▶ Work task: What you return should match the records below exactly.

# # # #

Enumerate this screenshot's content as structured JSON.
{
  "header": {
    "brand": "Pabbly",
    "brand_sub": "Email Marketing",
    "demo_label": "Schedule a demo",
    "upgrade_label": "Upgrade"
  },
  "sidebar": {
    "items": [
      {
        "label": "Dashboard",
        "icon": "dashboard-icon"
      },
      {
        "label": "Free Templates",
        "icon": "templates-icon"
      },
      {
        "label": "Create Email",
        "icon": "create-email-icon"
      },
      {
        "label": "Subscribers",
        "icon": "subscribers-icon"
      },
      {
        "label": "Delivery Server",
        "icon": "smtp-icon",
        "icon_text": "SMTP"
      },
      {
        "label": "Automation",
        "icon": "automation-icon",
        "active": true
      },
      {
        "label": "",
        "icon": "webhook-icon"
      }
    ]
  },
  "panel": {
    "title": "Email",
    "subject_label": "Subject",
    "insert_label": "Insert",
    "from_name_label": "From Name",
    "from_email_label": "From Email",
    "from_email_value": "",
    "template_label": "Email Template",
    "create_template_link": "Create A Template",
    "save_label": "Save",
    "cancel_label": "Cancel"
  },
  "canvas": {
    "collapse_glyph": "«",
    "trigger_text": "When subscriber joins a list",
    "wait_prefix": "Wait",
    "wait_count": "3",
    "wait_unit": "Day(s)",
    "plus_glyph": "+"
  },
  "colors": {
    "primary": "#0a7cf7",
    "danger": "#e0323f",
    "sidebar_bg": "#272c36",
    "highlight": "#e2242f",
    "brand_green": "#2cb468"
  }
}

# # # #

▶ Answer space:
Enumerate this screenshot's content as structured JSON.
{
  "header": {
    "brand": "Pabbly",
    "brand_sub": "Email Marketing",
    "demo_label": "Schedule a demo",
    "upgrade_label": "Upgrade"
  },
  "sidebar": {
    "items": [
      {
        "label": "Dashboard",
        "icon": "dashboard-icon"
      },
      {
        "label": "Free Templates",
        "icon": "templates-icon"
      },
      {
        "label": "Create Email",
        "icon": "create-email-icon"
      },
      {
        "label": "Subscribers",
        "icon": "subscribers-icon"
      },
      {
        "label": "Delivery Server",
        "icon": "smtp-icon",
        "icon_text": "SMTP"
      },
      {
        "label": "Automation",
        "icon": "automation-icon",
        "active": true
      },
      {
        "label": "",
        "icon": "webhook-icon"
      }
    ]
  },
  "panel": {
    "title": "Email",
    "subject_label": "Subject",
    "insert_label": "Insert",
    "from_name_label": "From Name",
    "from_email_label": "From Email",
    "from_email_value": "",
    "template_label": "Email Template",
    "create_template_link": "Create A Template",
    "save_label": "Save",
    "cancel_label": "Cancel"
  },
  "canvas": {
    "collapse_glyph": "«",
    "trigger_text": "When subscriber joins a list",
    "wait_prefix": "Wait",
    "wait_count": "3",
    "wait_unit": "Day(s)",
    "plus_glyph": "+"
  },
  "colors": {
    "primary": "#0a7cf7",
    "danger": "#e0323f",
    "sidebar_bg": "#272c36",
    "highlight": "#e2242f",
    "brand_green": "#2cb468"
  }
}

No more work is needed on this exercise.